Antennas may not be sticks that jut out of a router or crammed along the side of a smart phone, if a U.S. company's research pays off. Instead, says Fractal Antenna Systems Inc., an antenna could be spread across any flat surface.
The Waltham, Mass.-based company said Thursday it has filed a patent application for what it calls ‘Fractal Plasmonic Surfaces’ (FPS), which it says could provide wideband ability at low cost along with other unique features.

The technology would exploit the use of fractals, intricate geometric figures made from scaling and applying a simple pattern, the company said in a news release. The fractals are placed closely making a doily-like surface layer in a unique antenna method.
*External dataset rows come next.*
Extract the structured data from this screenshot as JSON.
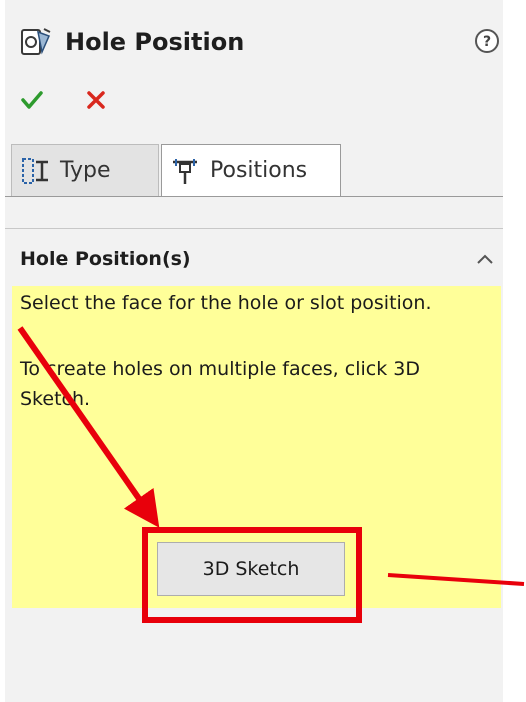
{
  "header": {
    "title": "Hole Position",
    "feature_icon": "hole-wizard-icon",
    "help_icon": "help-icon"
  },
  "actions": {
    "ok_icon": "checkmark-icon",
    "cancel_icon": "x-icon",
    "ok_color": "#2e9b2e",
    "cancel_color": "#d9281e"
  },
  "tabs": [
    {
      "label": "Type",
      "icon": "type-tab-icon",
      "active": false
    },
    {
      "label": "Positions",
      "icon": "positions-tab-icon",
      "active": true
    }
  ],
  "group": {
    "title": "Hole Position(s)",
    "collapse_icon": "chevron-up-icon",
    "message_line1": "Select the face for the hole or slot position.",
    "message_line2": "To create holes on multiple faces, click 3D Sketch.",
    "message_bg": "#ffff99",
    "button_label": "3D Sketch"
  },
  "annotation": {
    "color": "#e8000b"
  }
}
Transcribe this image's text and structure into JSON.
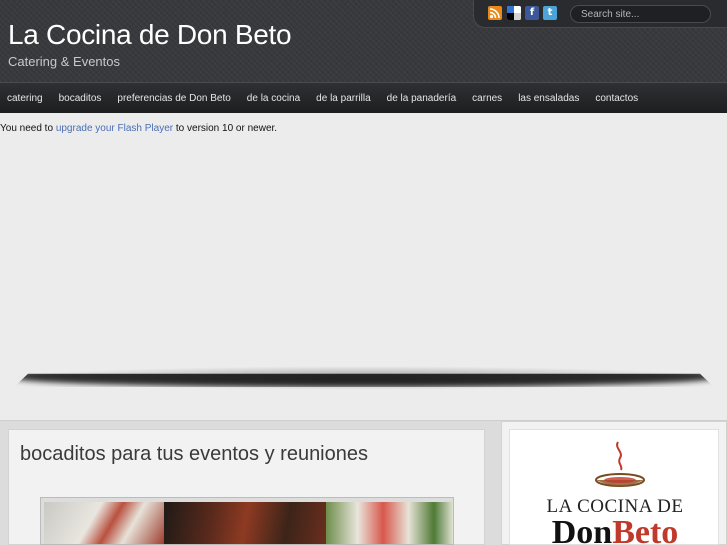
{
  "header": {
    "site_title": "La Cocina de Don Beto",
    "tagline": "Catering & Eventos",
    "search": {
      "placeholder": "Search site..."
    },
    "social_icons": [
      "rss-icon",
      "delicious-icon",
      "facebook-icon",
      "twitter-icon"
    ],
    "facebook_glyph": "f",
    "twitter_glyph": "t"
  },
  "nav": {
    "items": [
      "catering",
      "bocaditos",
      "preferencias de Don Beto",
      "de la cocina",
      "de la parrilla",
      "de la panadería",
      "carnes",
      "las ensaladas",
      "contactos"
    ]
  },
  "flash": {
    "prefix": "You need to",
    "link": "upgrade your Flash Player",
    "suffix": "to version 10 or newer."
  },
  "main": {
    "heading": "bocaditos para tus eventos y reuniones"
  },
  "logo": {
    "line1": "LA COCINA DE",
    "line2_a": "Don",
    "line2_b": "Beto"
  },
  "colors": {
    "header_bg": "#38393d",
    "nav_bg": "#1d1e20",
    "link": "#4a6fb5",
    "logo_accent": "#c0392b",
    "page_bg": "#ececec"
  }
}
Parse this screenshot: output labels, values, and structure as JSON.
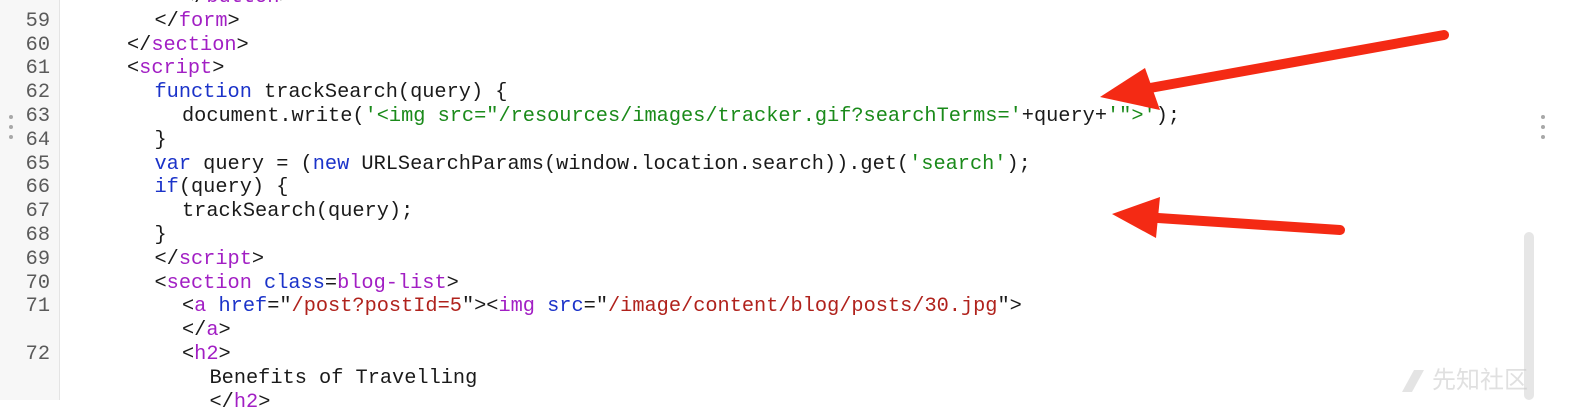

This system is a ‘metamaterial’ with electromagnetic attributes unattainable by other means, says the company.

If FPS is practical, antenna placement and tuning would be minor issues, says the company. In addition the gain of the FPS antenna depends solely on the area, and not how separate antennas are attached and ‘phased.’ The FPS approach is said to need no contacts or components.

“The FPS essentially is one tiny antenna that makes copies of itself across a layer using surface waves that physicists call ‘plasmons,’” says CEO Nathan Cohen in the release. “There’s no direct connection or feed. Each of these little antennas adds up to make the antenna analogy of a fly’s eye. Covering one has no effect on the others. The problem of hand- smothering the antenna on smartphones, tablets, and other devices now becomes a thing of the past: the antenna has ‘self configured’.

“We have to start looking at surfaces such as the back of a smartphone, wallpaper, a wallet, a printer, a washing machine, or a pill bottle, as a great place to embed an FPS and make the wireless internet of things a reality. The antenna is now no longer a compromising issue. There is a freedom of placement and usage that is unprecedented in new applications. Put simply, whenever you see a surface, you can now think ‘antenna.’’’